┌─ RECORDS FOR THE TASK

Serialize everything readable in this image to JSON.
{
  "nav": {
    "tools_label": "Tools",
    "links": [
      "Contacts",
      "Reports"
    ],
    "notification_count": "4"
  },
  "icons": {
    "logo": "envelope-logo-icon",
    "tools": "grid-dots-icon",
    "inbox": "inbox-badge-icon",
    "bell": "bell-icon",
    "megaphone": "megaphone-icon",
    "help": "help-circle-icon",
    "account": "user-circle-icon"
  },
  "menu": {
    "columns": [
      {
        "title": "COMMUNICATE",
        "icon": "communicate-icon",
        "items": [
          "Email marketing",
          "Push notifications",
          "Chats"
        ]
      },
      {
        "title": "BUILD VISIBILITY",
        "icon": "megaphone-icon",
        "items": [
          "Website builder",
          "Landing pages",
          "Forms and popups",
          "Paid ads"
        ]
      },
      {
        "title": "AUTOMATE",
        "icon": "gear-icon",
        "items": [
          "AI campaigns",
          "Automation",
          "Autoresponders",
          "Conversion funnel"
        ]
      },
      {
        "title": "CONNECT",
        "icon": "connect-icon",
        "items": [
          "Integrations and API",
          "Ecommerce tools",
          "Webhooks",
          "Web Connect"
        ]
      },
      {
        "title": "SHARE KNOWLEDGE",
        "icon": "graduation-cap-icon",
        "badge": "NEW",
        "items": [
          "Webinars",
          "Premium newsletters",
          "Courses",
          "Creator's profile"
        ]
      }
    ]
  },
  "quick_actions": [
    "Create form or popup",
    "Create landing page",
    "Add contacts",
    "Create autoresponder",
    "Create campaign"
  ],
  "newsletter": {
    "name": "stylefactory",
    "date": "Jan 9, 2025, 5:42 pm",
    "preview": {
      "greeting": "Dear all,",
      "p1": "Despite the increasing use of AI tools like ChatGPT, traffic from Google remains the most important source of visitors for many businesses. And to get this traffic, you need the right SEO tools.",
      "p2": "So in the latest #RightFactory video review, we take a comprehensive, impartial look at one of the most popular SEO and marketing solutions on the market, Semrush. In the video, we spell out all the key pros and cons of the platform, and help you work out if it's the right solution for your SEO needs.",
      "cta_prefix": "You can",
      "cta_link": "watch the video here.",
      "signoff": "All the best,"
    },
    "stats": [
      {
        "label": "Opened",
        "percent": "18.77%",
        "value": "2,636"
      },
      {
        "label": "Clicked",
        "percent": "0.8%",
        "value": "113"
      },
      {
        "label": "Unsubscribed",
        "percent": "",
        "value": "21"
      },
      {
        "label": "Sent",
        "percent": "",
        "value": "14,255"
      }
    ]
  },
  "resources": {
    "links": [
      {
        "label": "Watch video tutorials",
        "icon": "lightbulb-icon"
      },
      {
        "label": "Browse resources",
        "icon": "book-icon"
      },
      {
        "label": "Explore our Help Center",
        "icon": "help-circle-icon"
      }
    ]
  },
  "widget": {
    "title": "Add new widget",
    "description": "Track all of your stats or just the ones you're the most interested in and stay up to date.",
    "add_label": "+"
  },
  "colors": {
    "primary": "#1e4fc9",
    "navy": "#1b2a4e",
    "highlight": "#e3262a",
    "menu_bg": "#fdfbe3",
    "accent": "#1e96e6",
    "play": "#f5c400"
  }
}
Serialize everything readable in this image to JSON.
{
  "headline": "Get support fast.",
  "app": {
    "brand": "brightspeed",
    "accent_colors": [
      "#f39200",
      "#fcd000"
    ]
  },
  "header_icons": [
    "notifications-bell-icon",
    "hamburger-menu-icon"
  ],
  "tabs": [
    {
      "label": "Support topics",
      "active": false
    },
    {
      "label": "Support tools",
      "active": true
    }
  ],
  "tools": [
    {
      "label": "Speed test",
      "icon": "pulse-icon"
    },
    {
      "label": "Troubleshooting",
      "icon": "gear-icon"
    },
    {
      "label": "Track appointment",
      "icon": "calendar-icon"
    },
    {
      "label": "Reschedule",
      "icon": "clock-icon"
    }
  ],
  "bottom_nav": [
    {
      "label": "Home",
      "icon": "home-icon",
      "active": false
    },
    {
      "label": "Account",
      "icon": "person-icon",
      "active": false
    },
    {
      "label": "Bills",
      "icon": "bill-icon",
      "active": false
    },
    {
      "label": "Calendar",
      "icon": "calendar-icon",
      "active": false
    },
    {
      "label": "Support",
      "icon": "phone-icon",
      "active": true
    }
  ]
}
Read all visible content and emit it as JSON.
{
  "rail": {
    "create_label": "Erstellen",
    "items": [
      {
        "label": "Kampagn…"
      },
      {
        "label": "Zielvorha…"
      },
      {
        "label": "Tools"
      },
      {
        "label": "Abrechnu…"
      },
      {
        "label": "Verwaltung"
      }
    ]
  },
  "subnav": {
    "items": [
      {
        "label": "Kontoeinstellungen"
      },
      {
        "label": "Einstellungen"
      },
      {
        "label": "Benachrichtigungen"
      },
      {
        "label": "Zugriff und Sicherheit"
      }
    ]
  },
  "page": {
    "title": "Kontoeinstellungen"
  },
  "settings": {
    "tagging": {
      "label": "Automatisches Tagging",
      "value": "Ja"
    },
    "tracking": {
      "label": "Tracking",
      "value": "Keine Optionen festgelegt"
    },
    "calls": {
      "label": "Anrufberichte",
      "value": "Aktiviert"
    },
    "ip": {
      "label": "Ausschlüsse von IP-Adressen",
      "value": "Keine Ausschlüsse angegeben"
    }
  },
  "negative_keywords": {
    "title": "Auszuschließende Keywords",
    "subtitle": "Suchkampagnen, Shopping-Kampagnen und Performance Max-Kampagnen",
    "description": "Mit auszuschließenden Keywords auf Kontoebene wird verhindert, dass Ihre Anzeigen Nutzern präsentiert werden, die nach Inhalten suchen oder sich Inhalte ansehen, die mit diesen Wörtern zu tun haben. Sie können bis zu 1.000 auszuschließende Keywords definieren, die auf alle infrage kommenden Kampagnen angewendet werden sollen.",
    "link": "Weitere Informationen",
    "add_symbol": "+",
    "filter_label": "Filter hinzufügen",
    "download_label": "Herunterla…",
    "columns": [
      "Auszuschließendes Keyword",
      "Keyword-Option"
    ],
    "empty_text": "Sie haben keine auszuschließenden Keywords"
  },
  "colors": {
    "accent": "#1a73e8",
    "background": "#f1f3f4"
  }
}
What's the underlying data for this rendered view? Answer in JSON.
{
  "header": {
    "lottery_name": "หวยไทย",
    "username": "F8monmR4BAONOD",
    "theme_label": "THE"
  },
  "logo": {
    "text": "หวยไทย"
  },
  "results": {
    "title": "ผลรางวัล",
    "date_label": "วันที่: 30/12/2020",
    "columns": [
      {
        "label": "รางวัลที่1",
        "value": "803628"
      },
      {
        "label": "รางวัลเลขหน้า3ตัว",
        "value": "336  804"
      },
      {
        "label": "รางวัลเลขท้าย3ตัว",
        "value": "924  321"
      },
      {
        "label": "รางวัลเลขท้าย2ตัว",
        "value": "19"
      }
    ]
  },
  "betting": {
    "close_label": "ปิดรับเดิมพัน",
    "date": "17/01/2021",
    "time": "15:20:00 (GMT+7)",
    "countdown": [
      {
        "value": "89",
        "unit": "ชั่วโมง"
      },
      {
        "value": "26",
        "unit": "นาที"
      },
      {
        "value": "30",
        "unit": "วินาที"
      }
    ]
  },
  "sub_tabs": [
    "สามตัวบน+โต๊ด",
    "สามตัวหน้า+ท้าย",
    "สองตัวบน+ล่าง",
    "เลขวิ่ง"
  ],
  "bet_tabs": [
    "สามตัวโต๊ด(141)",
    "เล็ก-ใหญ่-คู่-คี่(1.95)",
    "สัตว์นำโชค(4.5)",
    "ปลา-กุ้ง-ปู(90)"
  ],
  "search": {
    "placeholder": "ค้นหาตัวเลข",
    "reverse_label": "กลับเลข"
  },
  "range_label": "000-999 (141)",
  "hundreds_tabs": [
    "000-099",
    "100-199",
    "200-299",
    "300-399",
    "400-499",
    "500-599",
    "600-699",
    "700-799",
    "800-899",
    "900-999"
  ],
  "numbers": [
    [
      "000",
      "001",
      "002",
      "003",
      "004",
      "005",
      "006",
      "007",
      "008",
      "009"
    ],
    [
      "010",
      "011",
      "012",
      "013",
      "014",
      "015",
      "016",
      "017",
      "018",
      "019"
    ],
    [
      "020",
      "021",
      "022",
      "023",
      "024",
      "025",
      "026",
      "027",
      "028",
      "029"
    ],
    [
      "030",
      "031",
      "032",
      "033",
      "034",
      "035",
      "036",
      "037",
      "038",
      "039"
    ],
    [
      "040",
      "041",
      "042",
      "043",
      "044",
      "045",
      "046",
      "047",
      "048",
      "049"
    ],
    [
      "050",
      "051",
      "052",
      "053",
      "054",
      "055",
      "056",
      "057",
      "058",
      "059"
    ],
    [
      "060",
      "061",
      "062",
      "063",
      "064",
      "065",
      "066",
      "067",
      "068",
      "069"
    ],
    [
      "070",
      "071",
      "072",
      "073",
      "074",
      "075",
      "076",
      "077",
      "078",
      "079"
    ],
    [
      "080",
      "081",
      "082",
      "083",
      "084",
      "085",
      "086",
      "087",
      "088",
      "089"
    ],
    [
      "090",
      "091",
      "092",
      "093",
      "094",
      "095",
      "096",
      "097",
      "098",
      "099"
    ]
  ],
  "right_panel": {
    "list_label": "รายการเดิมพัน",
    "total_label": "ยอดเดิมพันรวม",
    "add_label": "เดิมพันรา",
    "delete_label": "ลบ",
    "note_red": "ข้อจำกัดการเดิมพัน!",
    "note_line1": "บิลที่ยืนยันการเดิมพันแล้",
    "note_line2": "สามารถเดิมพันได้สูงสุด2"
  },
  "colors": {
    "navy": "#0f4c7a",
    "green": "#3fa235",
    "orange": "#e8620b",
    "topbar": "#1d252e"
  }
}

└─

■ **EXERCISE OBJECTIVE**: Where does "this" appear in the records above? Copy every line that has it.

■ **RESPONSE BELOW**:
Serialize everything readable in this image to JSON.
      "p1": "Despite the increasing use of AI tools like ChatGPT, traffic from Google remains the most important source of visitors for many businesses. And to get this traffic, you need the right SEO tools.",
Serialize everything readable in this image to JSON.
What's the underlying data for this rendered view? Answer in JSON.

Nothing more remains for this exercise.